More impressive is the absence of environmentally harmful emissions. The RX 400h is rated as a Super Ultra Low Emission Vehicle in California or Tier 2, Bin 3 in other states, confusing designations that describe some of the most stringent emissions ratings in the industry.
But what surprised and delighted us was the acceleration performance of the RX 400h. Stand on the gas and it takes off quickly, whether from a standstill or when cruising. Lexus says the RX 400h can accelerate from 0-60 mph in 7.3 seconds. That's a half-second quicker than an RX 330 and comparable to the Mercedes ML500, which uses a thirsty V8. Lexus says the RX 400h powertrain can generate 3,500 pound-feet of torque at launch.
The RX 400h cruises happily at speed out on the highway and there's plenty of reserve power on tap. When we caught a slower car on a two-lane road, we checked to see it was clear, pressed the accelerator to the floor, and were able to make a quick and easy pass. Safe, quick passing performance was important on Hawaii's Big Island where passing opportunities were limited. Lexus says it takes the RX 400h just 3.4 seconds to accelerate from 30 to 50 mph, at least a solid second quicker than the competition. We were sometimes able to catch the system off guard, however. While coasting down a hill we suddenly nailed the throttle, not a move the car seemed to expect, and there was a momentary lag before the power kicked in. For the most part, though, the RX 400h drives like a powerful and sophisticated SUV.
The Lexus RX 400h offers more power, more features and better fuel economy than the regular RX 330. That may be enough justification for the $4,000-$5,000 premium over a loaded RX 330. A better justification may be knowing that you are driving one of the most environmentally friendly vehicles on the planet, cleaner than electric cars when the big picture is considered. Another justification is a little less tangible: The RX 400h is a technological marvel and would be an interesting vehicle to own.
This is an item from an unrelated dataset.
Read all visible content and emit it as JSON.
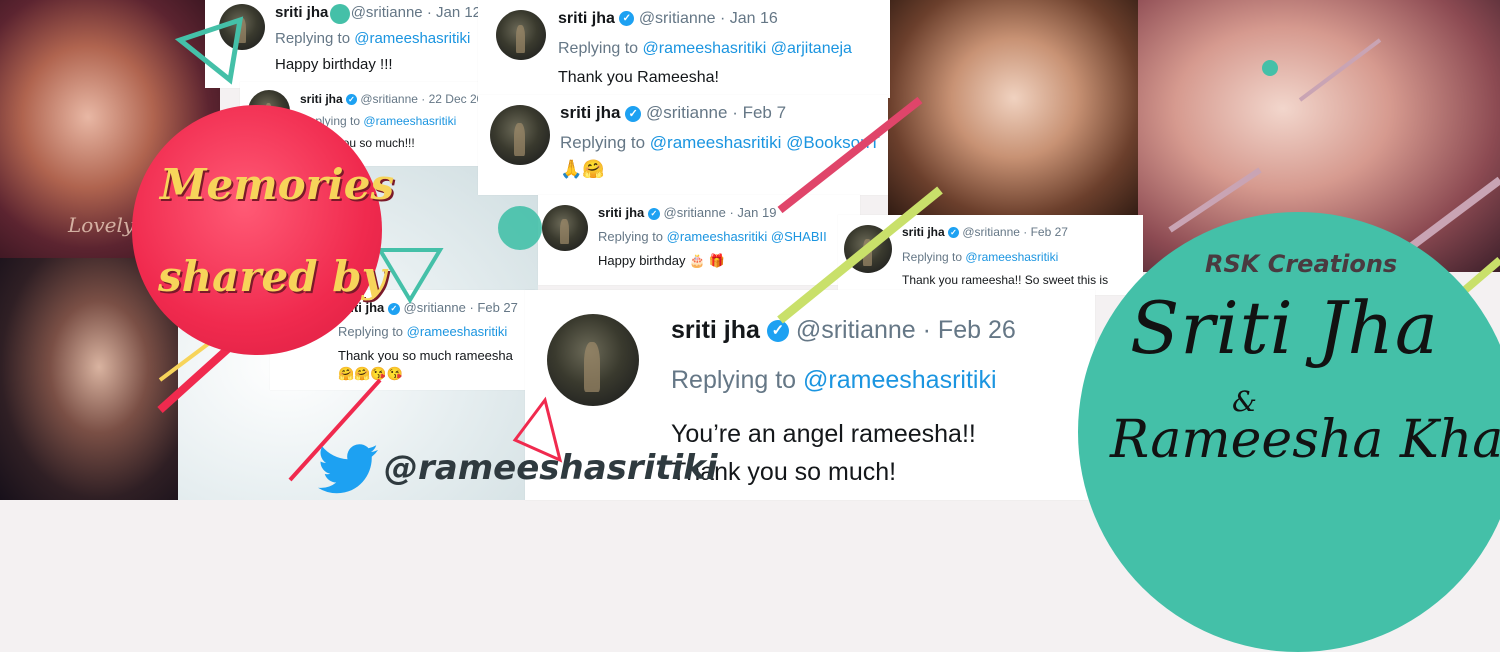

New Car Test Drive editor Mitch McCullough filed this report from the Kohala Coast, Hawaii.